More than 90% of all oil production in the U.S. Gulf of Mexico has been shut in ahead of the latest hurricane set to rip through offshore oil country, the BSEE said on Thursday afternoon.
And the production cuts as a result are welcomed news as oil demand continues to press down on prices.
The Bureau of Safety and Environmental Enforcement said on Thursday that 272 platforms have been evacuated, or 42% of all platforms in the Gulf of Mexico. That is in addition to 70% of all rigs and 88% of all dynamically posited rigs.
In total, 91.53% of all oil production—or about 1.7 million bpd–has been shut in, along with 61.82% of all gas production.
Shell has shut in production at all of nine platforms in the U.S. Gulf of Mexico “as a precautionary measure”, adding that all drilling operations had been paused.
Murphy Oil has evacuated some workers and facilities ahead of the storm, as has Equinor, BP, Chevron, and BHP.
Several storms this season have shut in production in the Gulf, starting with Cristobal in June and most recently ending with Sally. The hurricane that shut in the most oil and gas production in the Gulf, however, was Laura, which made landfall in late August.

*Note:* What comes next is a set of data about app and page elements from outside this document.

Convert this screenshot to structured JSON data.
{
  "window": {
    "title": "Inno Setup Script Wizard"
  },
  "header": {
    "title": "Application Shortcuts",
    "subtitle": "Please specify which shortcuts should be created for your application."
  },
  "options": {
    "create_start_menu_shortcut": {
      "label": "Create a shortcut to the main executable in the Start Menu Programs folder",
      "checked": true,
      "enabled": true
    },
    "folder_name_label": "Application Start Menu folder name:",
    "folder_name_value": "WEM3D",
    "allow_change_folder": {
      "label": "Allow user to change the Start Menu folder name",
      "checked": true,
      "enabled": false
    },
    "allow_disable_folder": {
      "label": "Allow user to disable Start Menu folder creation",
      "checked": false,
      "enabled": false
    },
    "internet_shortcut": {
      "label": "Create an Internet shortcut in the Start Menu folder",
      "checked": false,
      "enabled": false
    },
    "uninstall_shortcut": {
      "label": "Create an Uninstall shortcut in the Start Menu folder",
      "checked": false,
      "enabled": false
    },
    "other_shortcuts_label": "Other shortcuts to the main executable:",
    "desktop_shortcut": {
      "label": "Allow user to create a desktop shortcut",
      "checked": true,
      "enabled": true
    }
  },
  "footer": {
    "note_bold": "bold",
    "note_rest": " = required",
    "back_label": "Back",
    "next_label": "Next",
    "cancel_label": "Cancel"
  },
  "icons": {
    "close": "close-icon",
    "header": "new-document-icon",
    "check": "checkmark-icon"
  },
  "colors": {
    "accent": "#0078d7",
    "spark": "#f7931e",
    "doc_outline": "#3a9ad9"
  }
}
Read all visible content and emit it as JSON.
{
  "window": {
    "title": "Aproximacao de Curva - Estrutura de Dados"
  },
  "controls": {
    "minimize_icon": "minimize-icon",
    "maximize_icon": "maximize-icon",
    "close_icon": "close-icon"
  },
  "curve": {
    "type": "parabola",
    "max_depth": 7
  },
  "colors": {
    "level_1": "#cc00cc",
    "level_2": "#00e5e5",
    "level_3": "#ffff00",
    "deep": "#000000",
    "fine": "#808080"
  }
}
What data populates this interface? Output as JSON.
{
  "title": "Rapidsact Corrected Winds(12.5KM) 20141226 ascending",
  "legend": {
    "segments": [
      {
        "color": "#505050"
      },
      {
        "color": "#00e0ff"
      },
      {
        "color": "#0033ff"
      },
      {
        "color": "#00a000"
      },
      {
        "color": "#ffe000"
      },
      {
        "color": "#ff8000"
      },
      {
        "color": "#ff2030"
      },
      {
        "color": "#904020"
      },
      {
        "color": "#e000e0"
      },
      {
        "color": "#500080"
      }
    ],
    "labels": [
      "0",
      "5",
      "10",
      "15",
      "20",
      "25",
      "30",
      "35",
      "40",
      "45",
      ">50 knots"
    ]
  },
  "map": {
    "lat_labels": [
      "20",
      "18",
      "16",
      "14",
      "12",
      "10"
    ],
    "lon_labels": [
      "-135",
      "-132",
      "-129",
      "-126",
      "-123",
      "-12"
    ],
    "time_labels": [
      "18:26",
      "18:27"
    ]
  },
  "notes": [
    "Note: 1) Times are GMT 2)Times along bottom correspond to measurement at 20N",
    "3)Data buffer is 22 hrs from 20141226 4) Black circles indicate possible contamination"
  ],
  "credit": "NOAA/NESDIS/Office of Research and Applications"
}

At its peak, Laura forced the evacuation of all 16 dynamically positioned drilling rigs, 11 of the 12 positioned drilling rigs moored to the seafloor, and nearly half of the 643 offshore production platforms operating in the Federal Offshore Gulf of Mexico. The peak shut-in of crude oil production occurred on August 25, two days before Laura’s landfall, when 84 percent of the region’s average daily crude oil production in 2019 was shut in, the EIA said earlier this month.
WTI and Brent were both trading up by nearly 4 percent on Thursday afternoon, with WTI trading up $1.24 per barrel at $41.24 and Brent trading up $1.43 at $43.42 per barrel. By Friday morning, crude prices were slightly down with WTI trading at $41.06, 0.32% down on the day, and with Brent changing hands at $43.19, some 0.35% down on the day.
By Julianne Geiger for Oilprice.com